Music’s sounding pretty That ‘80s Show these days, and who can blame it? In a culture better at amassing information than knowing how it feels about it, Radiohead’s overwhelmed ambivalence is about the only new emotion music can come up with, and that ain’t much fun. So acts still looking to show us a good time reach back to the spiky innocence and irony-free earnestness of that ’80s sound—which makes sense now that we’ve got an ’80s-style recession to deal with. Dance producers from Daft Punk to Felix Da Housecat to Luke Slater record straight-up new wave records, while neo-electro bands like Adult. and Soviet justify their Members Only jackets and skinny ties by inviting/relying on O.M.D. and Flying Lizards comparisons.
But only Kenna taps into just why we need to play dress-up with ’80s kitsch in the first place: We’re fucked, but at least we know where we stand. On New Sacred Cow, the Ethiopian-born, Cleveland-bred, Virginia Beach-based brother from another record collection writes songs about running away even though there’s nowhere to go. He soars on wings of Kajagoo-gooey synth-pop and Joshua Tree pomp, but he’s really singing the heart-on-your-sleeve, straight-queen blues of Soft Cell or This Mortal Coil. He’s a “Man Fading,” “Vexed and Glorious,” waging a “War in Me,” struggling with a “Love Hate Sensation” with full-lunged, slightly bruised choruses.

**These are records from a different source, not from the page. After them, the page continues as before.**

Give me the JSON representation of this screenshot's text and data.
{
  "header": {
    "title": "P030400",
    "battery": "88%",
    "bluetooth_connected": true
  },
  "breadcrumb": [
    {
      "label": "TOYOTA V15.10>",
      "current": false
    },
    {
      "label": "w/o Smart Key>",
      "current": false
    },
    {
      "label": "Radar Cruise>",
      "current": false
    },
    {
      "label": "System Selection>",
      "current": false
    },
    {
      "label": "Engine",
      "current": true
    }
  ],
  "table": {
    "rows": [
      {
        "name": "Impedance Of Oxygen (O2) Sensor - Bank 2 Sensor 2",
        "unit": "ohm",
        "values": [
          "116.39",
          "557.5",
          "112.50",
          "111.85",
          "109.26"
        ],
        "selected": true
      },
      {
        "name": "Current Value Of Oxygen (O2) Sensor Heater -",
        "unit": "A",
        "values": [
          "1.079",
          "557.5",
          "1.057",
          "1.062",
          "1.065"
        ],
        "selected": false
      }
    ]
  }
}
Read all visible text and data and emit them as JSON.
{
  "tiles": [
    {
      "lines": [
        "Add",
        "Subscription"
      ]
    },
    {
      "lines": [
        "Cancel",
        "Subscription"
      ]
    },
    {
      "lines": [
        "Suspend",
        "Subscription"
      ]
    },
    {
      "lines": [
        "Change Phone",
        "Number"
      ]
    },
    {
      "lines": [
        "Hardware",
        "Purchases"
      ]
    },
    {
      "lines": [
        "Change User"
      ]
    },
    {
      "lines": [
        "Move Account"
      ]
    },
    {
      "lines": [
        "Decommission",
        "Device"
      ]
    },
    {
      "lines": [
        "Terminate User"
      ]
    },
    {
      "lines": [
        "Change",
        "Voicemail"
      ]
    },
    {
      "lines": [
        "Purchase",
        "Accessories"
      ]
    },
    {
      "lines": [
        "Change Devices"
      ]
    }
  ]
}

There’s a groundedness to New Sacred Cow, partly thanks to the lo-fi, beat-savvy production of Chad Hugo of the skater-bling Neptunes. But more poignantly, it’s because Kenna taps into that most ’80s feeling of all, the vulnerability that prompts the music to take solace in cushy escapist choruses. “Freetime” turns ennui into an embarrassingly good sing-along in three acts: “I need the freetime . . . to get away . . . from you-hoo-hoo/I need to run away . . . tonight,” Kenna sings over a herky-jerky Tones on Tail beat. “Run, run, run . . . where do you go to be free?” It’s up there with the best candy-colored ’80s blues: Altered Images’ “I Could Be Happy” (“run away . . . “), even A Flock of Seagulls’ “I Ran” (“I ran so far away . . . “). It’s the rush of escape, see, not necessarily the destination, that passes for resolution.